• **REQUIRED WORK**: Scan the entries line by line and return those with "this".

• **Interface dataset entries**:

--*--

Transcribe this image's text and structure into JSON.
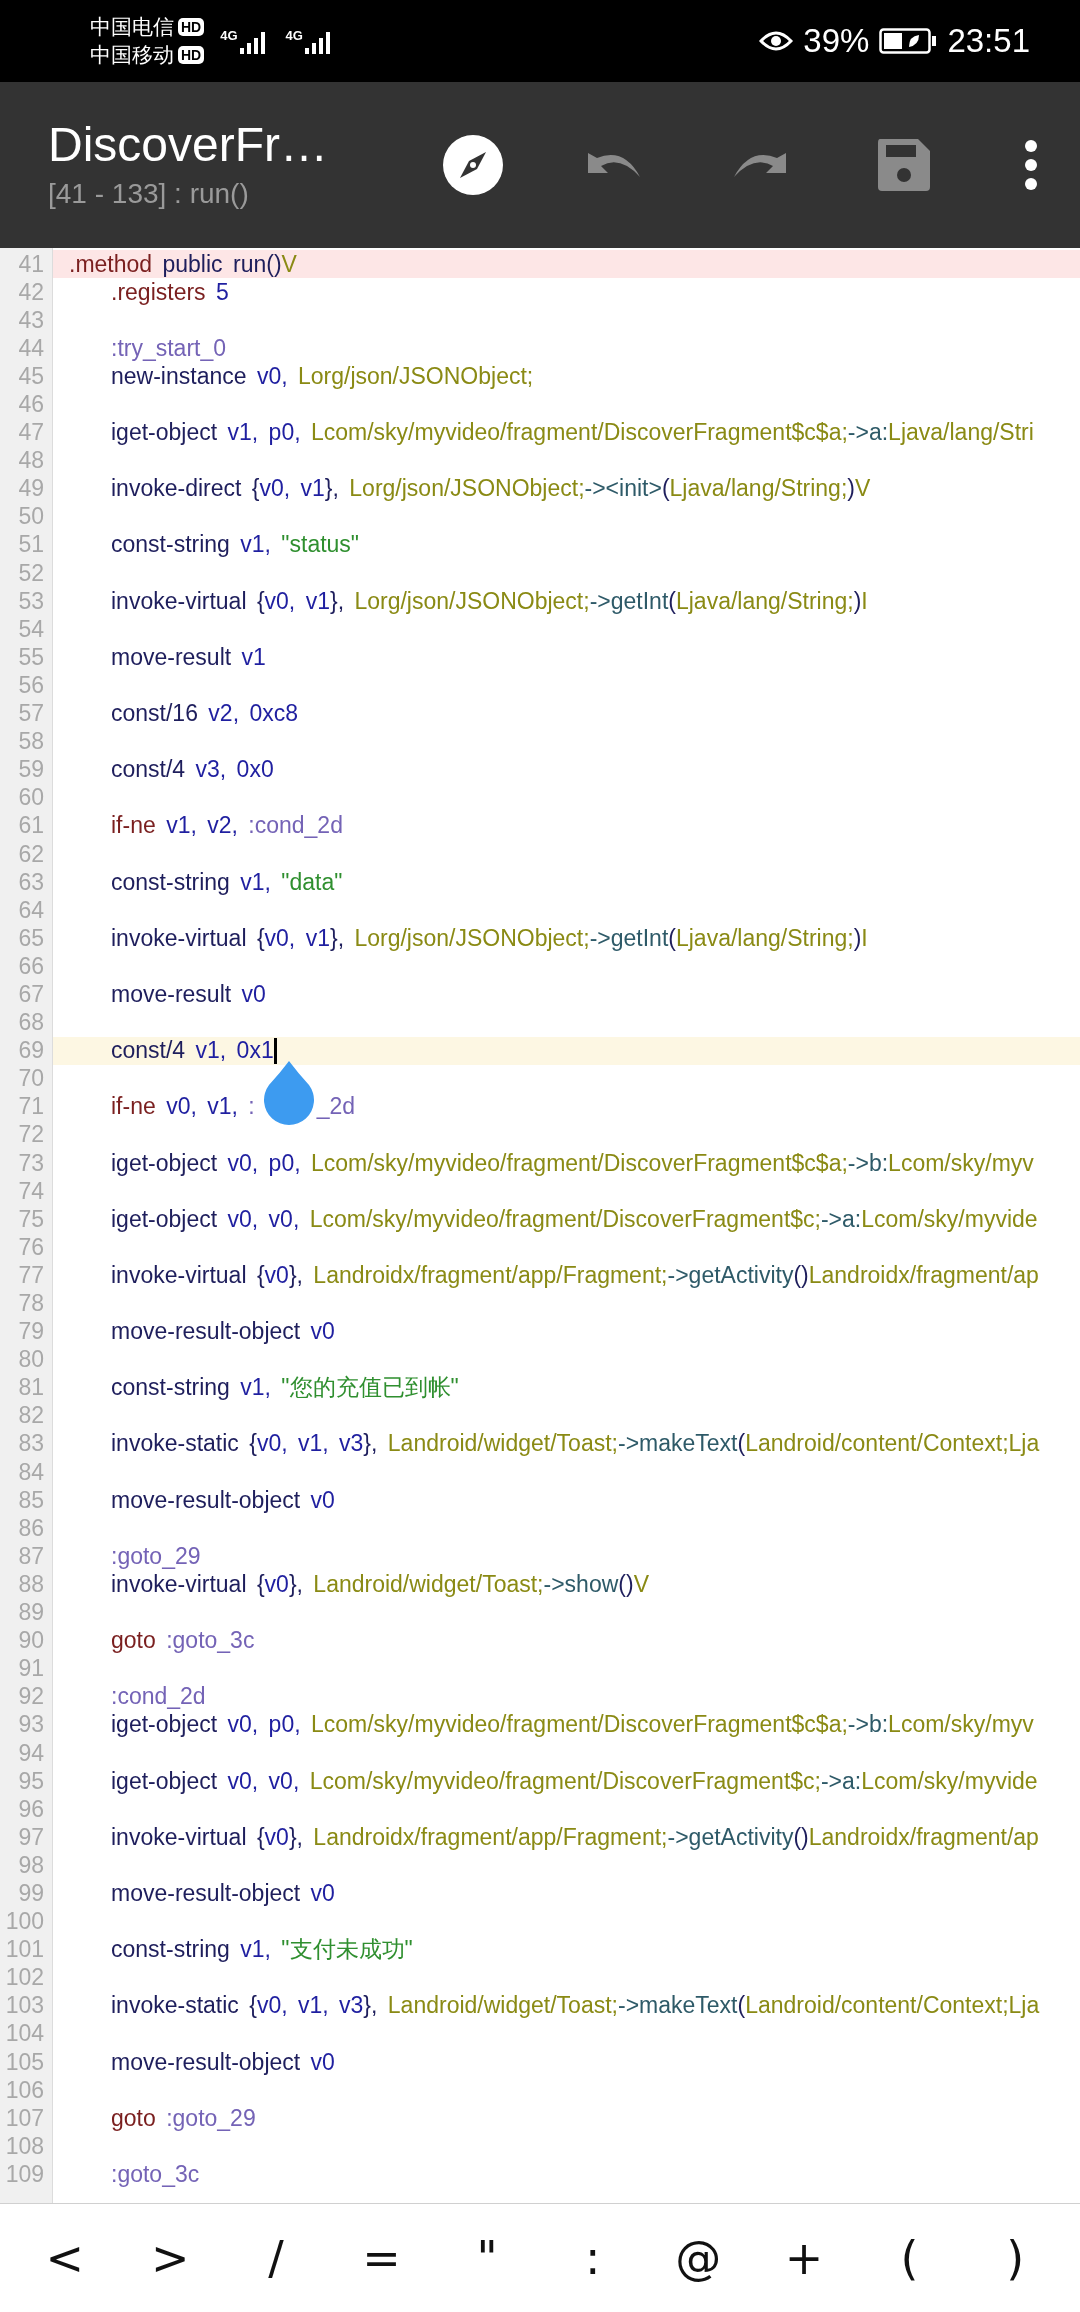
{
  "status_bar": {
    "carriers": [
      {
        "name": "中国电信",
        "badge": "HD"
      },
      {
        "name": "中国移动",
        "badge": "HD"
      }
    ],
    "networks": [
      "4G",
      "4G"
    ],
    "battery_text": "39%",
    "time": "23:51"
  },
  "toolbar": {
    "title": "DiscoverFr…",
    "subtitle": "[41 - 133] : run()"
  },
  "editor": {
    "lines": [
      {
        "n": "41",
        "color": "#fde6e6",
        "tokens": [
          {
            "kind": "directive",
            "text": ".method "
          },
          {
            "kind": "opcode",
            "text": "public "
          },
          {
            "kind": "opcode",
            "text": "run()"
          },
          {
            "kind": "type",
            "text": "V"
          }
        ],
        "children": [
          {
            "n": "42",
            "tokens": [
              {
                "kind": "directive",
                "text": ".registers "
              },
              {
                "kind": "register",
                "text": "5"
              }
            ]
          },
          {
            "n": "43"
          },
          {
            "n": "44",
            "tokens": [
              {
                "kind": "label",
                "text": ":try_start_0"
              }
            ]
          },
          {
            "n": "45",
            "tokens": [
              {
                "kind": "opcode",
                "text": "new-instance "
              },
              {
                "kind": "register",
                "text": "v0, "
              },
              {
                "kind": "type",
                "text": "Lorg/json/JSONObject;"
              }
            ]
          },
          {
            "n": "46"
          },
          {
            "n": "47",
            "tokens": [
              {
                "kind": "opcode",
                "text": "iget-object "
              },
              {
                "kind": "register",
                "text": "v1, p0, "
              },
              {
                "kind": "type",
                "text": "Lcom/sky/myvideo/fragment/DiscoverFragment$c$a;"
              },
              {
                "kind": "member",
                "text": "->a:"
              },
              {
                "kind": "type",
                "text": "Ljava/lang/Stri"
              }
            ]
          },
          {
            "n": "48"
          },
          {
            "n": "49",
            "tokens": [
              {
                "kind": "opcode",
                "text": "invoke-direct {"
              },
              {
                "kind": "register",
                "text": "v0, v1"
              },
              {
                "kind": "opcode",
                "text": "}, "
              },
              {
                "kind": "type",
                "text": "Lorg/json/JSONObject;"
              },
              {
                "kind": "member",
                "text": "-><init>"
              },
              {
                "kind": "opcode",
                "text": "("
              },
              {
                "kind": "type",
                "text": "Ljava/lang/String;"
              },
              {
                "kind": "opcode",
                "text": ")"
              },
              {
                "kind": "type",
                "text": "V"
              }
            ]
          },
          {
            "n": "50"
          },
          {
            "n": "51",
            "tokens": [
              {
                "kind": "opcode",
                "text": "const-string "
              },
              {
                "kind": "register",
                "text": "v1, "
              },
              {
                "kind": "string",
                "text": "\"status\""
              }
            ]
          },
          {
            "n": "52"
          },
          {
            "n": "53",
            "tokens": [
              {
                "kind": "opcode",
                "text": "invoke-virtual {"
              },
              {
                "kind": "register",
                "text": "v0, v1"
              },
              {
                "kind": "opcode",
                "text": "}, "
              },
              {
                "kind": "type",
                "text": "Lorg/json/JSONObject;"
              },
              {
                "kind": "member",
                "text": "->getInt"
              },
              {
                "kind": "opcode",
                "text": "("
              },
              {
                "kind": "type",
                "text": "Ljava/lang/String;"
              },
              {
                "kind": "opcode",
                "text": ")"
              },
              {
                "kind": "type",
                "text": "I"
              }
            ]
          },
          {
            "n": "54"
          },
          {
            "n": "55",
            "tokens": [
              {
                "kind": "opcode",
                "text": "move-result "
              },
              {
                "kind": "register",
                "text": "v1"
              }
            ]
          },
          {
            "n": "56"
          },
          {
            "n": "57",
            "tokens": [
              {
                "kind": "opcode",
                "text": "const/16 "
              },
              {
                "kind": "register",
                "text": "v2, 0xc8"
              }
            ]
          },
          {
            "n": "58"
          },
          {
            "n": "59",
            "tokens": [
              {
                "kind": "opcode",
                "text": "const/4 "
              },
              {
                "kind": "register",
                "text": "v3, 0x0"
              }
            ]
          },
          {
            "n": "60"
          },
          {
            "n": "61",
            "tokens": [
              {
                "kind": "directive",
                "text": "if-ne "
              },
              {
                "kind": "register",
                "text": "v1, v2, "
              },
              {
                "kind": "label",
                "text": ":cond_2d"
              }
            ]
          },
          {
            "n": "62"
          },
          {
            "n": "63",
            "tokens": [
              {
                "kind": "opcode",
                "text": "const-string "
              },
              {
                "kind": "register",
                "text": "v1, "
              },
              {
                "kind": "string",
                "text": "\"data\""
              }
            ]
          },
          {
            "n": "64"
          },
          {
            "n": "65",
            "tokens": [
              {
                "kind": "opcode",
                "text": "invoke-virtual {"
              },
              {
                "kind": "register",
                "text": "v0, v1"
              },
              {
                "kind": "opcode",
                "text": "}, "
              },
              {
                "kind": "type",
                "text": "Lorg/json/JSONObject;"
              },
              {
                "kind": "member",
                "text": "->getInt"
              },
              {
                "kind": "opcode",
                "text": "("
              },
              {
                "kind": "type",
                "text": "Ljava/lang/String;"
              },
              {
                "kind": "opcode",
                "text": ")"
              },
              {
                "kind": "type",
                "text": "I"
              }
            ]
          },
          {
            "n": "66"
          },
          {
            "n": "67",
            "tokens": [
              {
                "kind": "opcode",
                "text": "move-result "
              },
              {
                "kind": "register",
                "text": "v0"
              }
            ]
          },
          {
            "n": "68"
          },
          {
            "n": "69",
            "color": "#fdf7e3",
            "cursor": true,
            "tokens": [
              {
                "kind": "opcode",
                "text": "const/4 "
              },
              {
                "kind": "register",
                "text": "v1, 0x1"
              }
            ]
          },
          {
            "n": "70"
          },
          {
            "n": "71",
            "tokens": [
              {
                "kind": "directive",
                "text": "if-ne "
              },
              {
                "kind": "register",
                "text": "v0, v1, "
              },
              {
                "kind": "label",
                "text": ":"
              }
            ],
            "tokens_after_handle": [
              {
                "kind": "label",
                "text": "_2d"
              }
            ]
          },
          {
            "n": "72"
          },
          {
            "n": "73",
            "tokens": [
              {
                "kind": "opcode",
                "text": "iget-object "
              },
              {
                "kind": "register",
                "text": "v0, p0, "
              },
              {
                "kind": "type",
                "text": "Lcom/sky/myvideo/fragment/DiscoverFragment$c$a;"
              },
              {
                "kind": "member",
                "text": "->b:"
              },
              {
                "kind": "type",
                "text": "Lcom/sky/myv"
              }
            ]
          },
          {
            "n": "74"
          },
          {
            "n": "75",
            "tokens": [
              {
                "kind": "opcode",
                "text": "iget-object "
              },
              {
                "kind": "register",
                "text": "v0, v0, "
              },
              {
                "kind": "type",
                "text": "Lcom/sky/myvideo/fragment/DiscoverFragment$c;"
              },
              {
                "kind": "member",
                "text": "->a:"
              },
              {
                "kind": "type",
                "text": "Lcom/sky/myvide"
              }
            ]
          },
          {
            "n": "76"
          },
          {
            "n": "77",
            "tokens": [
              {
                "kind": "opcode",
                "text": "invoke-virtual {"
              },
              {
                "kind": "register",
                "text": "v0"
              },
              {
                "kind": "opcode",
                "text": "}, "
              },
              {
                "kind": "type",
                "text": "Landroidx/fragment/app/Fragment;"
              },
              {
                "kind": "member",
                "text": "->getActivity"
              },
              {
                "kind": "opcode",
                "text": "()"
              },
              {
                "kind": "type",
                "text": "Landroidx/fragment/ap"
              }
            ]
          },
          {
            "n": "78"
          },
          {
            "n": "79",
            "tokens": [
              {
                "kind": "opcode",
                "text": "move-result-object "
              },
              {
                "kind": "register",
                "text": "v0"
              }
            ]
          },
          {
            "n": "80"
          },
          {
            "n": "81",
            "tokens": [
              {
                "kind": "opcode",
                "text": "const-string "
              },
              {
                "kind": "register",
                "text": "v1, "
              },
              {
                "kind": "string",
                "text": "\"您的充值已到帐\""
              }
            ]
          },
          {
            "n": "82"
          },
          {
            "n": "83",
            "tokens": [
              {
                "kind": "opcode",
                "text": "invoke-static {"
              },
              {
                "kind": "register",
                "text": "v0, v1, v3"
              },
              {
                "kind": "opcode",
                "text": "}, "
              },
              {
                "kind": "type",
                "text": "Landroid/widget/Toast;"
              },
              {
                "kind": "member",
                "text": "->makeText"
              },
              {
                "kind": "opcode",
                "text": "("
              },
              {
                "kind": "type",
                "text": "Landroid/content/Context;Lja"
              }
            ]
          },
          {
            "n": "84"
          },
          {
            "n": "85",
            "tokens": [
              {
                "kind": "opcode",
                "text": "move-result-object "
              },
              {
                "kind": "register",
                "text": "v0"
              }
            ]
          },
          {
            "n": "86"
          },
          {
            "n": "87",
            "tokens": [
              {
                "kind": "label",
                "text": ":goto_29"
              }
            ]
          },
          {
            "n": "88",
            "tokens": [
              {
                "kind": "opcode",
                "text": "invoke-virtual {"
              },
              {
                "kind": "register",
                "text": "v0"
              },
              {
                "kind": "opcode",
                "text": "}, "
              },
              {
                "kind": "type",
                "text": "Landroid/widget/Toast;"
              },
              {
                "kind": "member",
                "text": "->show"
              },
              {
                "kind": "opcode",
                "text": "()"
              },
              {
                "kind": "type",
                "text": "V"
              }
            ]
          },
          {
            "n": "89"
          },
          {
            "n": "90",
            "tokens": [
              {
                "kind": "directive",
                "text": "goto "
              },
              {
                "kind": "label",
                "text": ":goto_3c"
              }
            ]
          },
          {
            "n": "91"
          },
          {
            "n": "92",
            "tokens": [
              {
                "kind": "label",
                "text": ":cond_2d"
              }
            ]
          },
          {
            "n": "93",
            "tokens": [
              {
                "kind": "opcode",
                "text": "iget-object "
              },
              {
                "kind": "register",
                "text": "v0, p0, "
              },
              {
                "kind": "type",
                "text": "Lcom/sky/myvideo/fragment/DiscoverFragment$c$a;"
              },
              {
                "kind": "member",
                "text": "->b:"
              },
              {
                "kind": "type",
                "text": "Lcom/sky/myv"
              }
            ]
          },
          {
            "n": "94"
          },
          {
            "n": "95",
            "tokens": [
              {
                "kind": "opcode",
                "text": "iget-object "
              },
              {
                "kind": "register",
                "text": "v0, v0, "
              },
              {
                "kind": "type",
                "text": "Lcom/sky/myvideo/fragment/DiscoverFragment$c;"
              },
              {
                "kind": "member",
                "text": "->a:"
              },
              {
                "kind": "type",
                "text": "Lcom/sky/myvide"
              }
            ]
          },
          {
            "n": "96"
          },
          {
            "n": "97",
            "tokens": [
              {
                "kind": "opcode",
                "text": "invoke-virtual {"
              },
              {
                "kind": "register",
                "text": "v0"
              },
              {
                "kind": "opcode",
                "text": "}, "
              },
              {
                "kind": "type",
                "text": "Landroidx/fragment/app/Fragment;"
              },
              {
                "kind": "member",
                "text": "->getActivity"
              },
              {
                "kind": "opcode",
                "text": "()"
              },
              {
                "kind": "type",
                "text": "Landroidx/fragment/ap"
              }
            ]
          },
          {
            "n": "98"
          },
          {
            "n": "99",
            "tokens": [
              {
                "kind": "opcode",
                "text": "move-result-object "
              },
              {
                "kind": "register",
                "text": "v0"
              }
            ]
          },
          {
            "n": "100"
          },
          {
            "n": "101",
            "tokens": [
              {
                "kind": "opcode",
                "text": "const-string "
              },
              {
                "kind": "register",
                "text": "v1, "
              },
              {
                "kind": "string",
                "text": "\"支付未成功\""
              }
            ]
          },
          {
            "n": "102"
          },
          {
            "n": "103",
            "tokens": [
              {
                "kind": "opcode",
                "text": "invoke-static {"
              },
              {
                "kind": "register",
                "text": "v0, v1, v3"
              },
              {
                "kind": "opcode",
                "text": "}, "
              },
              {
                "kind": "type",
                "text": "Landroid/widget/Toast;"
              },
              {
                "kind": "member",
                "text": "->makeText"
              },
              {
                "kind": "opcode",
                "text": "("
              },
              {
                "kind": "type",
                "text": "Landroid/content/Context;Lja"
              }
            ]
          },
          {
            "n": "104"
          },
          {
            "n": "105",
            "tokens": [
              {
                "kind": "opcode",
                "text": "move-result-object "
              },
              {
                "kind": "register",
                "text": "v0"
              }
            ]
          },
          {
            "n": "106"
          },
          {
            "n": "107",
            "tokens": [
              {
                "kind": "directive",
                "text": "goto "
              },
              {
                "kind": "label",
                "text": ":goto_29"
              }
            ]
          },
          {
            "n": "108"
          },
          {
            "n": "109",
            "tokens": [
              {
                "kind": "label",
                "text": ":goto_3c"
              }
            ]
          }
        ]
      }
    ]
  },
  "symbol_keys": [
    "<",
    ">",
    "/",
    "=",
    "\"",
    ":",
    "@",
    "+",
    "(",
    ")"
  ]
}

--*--

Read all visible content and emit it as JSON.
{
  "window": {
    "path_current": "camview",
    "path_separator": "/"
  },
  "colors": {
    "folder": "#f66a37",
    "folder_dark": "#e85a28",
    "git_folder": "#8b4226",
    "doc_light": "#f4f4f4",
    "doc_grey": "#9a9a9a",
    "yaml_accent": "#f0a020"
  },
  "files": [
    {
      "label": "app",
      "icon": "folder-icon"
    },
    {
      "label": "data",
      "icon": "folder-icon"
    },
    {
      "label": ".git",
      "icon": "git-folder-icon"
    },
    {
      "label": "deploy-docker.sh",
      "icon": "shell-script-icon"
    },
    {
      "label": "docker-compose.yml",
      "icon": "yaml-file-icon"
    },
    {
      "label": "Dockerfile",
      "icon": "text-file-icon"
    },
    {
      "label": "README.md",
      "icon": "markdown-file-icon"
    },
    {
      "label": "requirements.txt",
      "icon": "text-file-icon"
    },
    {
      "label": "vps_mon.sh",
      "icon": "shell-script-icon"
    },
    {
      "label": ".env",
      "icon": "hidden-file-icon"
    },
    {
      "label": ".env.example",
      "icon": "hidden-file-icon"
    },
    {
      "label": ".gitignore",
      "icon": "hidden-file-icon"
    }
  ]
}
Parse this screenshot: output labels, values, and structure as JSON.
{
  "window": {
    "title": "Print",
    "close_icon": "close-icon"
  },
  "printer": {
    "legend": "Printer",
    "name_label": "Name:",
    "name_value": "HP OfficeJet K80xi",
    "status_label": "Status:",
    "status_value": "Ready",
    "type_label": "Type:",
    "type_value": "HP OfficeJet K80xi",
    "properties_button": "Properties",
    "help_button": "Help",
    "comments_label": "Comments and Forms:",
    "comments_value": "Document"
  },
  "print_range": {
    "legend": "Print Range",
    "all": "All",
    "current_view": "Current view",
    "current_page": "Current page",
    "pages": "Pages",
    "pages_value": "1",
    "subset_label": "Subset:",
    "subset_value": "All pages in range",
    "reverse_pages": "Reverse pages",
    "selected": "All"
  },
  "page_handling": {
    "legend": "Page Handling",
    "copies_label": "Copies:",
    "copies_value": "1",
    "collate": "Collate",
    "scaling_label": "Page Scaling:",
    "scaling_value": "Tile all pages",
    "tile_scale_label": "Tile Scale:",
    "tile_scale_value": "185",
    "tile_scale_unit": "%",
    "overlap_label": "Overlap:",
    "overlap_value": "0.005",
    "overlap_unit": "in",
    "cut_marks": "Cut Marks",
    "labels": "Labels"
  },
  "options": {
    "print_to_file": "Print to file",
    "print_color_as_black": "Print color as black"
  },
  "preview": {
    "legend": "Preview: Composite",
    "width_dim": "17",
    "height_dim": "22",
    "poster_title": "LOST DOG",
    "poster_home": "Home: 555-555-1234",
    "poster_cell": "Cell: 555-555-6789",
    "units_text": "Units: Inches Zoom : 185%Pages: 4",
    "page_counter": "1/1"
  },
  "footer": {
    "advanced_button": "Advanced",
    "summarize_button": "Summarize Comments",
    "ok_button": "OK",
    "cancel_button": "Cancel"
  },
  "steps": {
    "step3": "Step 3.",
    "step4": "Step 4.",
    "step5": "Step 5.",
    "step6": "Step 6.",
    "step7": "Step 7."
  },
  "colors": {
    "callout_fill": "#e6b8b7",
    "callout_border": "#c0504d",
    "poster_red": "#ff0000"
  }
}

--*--

• **RESPONSE**:
Transcribe this image's text and structure into JSON.
Parse this screenshot: output labels, values, and structure as JSON.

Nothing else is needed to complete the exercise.